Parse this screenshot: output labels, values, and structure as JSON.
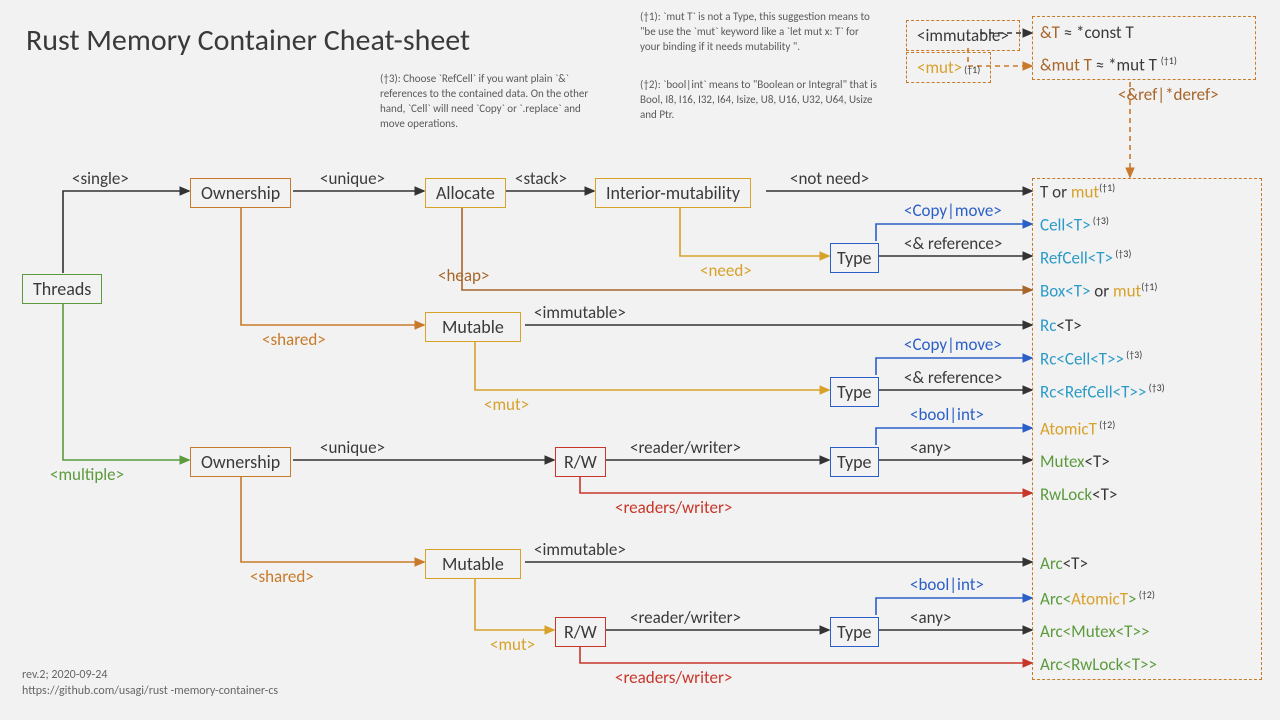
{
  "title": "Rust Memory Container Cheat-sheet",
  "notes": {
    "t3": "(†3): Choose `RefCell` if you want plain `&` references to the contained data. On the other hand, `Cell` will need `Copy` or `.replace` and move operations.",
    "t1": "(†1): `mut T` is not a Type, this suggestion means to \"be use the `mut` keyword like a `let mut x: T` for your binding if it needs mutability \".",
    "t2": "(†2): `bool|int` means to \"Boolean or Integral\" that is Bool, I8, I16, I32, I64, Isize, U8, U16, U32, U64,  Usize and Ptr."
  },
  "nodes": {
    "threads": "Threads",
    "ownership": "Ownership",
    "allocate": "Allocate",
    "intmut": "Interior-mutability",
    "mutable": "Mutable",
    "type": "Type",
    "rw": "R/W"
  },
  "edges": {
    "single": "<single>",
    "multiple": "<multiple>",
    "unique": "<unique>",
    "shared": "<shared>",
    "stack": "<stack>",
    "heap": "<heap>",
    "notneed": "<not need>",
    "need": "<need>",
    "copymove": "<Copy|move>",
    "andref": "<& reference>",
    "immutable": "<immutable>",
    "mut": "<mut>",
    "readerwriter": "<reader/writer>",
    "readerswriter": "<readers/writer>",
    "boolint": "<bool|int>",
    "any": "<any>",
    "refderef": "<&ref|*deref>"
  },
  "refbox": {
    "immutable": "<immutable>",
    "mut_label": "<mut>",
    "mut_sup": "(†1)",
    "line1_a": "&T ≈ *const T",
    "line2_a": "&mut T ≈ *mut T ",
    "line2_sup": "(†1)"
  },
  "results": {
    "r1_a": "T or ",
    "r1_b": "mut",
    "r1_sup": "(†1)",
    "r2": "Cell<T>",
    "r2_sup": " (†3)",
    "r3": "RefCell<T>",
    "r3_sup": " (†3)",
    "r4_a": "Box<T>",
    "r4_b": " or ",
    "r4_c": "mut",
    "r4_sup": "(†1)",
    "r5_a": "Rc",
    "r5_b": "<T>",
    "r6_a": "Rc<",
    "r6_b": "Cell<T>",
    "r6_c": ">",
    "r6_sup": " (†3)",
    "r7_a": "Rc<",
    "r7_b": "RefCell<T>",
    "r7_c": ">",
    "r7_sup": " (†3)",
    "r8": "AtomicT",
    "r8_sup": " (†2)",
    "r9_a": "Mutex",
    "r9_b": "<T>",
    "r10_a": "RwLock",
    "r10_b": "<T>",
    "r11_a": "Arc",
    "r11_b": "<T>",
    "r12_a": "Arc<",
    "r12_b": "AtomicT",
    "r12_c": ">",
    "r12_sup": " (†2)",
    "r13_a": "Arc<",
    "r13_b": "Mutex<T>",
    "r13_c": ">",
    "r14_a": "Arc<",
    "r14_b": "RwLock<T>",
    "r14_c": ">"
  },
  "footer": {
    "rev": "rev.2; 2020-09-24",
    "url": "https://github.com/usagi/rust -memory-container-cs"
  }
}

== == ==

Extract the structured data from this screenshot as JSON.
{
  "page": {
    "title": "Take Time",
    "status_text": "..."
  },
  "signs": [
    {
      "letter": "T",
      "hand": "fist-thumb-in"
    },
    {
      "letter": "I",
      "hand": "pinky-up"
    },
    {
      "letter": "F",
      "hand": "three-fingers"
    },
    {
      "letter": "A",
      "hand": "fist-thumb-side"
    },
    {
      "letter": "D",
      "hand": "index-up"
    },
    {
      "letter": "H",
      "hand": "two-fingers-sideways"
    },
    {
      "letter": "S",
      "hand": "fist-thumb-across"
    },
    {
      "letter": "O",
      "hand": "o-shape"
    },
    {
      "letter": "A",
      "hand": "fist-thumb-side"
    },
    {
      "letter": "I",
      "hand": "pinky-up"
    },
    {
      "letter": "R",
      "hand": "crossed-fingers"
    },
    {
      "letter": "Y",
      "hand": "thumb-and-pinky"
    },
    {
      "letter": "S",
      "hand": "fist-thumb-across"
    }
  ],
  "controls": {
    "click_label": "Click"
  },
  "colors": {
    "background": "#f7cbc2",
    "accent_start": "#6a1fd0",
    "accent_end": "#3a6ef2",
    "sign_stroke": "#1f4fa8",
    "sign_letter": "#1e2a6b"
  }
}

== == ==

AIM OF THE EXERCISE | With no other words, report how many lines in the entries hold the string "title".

RESULT | 2